Friday, June 14, 2013

Anglo-fact: Intinction

By: The Very Rev. Dr. Valori Mulvey Sherer, Rector

INTINCTION (aka: dipping the communion bread in the chalice).

When I arrived at Redeemer nearly four years ago I used to offer an “Anglo-fact” each Sunday during the announcements. An Anglo-fact is a short teaching on aspects of our communal life as Anglican Christians. Anglo-facts can be about our theology, liturgy, polity, or practices.
As our community’s life became busier, I stopped doing the Anglo-facts to save time during the liturgy. With so many new people among us, most of whom come from non-Anglican experiences of church, I’ve had some requests to do the Anglo-facts again. Mindful of the time in our liturgy, I’ve decided that the newsletter might be a better format.

Intinction is the practice of dipping the communion bread into the chalice rather than drinking the wine from the chalice. Many people choose this method of receiving communion to avoid passing (thank you) or receiving germs. With so many communicable diseases about, this is a valid concern.
Thankfully, it is our practice to use a silver chalice which actually makes the common cup very safe. Silver doesn’t conduct most germs, which means they can’t live on the cup and pass from one person to the next. In addition, the chalice bearer is trained on how to wipe the cup and turn it one-quarter turn between each communicant. This ensures that any germs that survive being wiped wait through three people before there is opportunity to make contact with a person again.
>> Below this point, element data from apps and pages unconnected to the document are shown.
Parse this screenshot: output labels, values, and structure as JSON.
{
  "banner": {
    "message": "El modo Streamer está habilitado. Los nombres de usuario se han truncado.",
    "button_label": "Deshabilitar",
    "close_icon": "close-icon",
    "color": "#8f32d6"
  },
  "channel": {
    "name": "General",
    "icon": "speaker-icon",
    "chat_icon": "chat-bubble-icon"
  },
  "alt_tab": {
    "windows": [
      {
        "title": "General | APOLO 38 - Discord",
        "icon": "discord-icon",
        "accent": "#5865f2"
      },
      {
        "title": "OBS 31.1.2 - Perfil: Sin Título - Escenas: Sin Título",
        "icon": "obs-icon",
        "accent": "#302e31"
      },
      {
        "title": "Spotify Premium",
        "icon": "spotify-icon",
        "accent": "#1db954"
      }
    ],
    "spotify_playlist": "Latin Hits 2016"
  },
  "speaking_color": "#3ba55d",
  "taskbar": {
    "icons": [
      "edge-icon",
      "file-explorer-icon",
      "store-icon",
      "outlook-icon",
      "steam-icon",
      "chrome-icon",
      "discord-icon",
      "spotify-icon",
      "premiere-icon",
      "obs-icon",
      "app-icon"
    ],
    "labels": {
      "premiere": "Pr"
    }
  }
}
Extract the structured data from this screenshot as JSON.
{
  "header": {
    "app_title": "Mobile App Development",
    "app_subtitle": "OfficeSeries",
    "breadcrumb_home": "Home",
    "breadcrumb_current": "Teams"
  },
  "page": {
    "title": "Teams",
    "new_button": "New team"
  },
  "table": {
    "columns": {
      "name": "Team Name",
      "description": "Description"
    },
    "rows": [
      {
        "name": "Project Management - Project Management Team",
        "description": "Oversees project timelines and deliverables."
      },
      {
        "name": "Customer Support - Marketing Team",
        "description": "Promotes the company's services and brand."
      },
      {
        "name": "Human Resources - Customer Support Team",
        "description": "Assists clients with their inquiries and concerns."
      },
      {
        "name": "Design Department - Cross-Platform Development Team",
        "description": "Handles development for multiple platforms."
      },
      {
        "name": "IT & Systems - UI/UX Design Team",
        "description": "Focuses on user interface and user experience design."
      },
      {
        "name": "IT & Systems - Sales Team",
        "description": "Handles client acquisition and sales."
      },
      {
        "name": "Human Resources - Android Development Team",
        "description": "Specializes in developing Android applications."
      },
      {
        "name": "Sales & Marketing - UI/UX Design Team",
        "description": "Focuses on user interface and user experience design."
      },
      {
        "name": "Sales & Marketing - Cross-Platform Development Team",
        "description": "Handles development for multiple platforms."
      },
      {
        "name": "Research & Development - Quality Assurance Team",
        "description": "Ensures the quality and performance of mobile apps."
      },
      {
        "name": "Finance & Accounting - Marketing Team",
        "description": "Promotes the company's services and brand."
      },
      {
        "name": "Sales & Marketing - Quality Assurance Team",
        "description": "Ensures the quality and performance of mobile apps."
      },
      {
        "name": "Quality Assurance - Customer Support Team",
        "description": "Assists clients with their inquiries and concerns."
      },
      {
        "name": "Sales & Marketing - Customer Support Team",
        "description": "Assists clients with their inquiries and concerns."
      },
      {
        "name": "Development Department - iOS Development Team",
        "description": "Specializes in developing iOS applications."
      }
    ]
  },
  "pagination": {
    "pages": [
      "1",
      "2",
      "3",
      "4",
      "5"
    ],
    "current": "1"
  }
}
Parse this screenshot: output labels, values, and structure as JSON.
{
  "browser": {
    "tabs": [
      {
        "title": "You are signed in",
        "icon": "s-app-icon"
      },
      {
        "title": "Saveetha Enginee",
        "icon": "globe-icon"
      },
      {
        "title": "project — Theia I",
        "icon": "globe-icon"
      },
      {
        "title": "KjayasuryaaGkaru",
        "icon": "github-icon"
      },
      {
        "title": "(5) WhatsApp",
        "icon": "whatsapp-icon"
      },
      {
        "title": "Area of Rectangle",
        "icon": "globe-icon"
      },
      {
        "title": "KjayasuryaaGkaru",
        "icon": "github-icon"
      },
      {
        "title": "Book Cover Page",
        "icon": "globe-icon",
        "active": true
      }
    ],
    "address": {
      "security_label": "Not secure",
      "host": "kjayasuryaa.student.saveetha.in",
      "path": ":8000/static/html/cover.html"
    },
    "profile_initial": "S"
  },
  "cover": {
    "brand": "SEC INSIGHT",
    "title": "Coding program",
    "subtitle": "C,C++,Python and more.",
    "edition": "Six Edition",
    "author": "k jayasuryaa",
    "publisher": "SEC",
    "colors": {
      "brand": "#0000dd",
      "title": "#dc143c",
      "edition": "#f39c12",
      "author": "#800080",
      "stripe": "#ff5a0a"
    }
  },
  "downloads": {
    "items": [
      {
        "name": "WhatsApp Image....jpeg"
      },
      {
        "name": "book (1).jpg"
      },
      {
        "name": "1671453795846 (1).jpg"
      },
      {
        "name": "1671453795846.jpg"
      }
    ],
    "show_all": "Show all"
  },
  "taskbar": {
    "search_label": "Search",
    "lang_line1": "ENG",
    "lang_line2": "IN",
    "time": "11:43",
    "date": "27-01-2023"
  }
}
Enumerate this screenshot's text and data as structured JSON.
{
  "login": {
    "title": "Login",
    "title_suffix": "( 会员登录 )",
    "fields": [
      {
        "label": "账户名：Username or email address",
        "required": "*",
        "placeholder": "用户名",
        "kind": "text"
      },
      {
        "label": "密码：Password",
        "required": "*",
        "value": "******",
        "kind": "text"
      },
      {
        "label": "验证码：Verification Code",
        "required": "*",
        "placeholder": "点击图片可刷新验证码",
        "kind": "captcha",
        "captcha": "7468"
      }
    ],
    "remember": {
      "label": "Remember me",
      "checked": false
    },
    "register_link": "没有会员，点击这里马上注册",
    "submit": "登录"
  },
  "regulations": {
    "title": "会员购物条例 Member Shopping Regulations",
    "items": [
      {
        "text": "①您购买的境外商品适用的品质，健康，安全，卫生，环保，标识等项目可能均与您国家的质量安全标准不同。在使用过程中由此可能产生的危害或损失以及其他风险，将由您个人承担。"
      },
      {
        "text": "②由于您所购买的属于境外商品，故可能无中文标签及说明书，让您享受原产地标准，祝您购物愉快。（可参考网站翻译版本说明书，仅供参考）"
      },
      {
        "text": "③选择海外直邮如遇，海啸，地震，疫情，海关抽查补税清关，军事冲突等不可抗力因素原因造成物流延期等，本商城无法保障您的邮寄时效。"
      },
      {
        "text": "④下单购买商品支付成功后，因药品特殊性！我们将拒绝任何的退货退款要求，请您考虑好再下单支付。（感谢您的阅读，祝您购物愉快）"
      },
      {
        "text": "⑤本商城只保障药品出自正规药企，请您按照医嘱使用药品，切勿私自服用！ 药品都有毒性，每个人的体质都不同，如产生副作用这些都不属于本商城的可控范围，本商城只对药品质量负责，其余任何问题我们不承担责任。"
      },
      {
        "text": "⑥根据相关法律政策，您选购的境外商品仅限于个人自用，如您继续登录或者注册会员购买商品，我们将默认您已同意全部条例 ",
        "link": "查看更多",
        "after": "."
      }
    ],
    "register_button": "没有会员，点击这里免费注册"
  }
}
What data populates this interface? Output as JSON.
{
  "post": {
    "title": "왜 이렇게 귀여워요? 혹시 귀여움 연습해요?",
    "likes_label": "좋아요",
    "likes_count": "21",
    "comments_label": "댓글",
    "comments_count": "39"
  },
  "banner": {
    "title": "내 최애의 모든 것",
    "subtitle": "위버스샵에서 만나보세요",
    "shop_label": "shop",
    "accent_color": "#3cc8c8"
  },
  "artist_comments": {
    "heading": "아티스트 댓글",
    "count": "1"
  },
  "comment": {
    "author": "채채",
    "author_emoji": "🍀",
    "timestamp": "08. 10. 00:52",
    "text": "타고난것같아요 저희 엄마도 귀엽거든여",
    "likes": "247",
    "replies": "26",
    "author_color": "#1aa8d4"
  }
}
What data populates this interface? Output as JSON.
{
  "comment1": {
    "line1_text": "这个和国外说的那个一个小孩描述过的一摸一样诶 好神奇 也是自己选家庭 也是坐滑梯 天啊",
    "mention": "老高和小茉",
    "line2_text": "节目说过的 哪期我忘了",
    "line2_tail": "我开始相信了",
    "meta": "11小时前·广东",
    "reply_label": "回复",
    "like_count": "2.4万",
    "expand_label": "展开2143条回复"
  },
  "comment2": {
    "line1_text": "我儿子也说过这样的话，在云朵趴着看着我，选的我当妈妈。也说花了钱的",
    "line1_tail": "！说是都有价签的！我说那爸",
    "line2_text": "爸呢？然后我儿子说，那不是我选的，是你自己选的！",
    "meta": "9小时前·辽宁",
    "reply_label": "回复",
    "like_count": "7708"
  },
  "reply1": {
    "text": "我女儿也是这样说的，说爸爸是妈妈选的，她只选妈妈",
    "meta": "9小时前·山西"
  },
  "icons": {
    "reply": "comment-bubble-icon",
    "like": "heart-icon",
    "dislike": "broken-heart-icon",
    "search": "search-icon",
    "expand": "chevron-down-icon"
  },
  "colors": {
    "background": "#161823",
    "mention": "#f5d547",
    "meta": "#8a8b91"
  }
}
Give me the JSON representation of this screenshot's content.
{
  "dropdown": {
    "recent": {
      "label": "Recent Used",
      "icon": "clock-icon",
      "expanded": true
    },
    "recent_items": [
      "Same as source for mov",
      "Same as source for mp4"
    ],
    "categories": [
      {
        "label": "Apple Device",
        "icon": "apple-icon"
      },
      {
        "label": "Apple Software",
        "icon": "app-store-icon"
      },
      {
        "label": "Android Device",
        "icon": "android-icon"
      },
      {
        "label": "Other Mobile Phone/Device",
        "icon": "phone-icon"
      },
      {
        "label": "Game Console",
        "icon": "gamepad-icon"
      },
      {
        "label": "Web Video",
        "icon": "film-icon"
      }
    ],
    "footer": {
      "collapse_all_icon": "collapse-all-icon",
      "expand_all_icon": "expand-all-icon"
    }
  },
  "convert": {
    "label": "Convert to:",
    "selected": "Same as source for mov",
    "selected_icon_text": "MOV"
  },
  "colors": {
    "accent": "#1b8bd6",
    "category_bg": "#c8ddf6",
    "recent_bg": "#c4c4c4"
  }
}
This amount of time further limits the likelihood that germs could be passed. Finally, the cup contains real wine and alcohol kills most germs. So between the silver chalice, the wiping with the cloth (called a purificator), the quarter-turn between each communicant, and the wine in the cup, the possibility for passing germs is practically non-existent… unless people are reaching their hands into the cup.

The chalice bearers are required to use hand sanitizer prior to serving the cup at communion. The fewer people reaching into the cup, the less likely germs can be introduced.

That’s why it is your rector’s policy that if a communicant chooses intinction, the chalice bearer will take the communion wafer, dip it into the cup, and give it to the communicant. I ask that everyone please refrain from trying to dip the wafer yourself for the sake of everyone’s health.
If you have any questions or information to add to this discussion, please feel free to share it with me. Also, if there is a topic or issue you’d like me to address in these Anglo-facts please let me know.



No comments: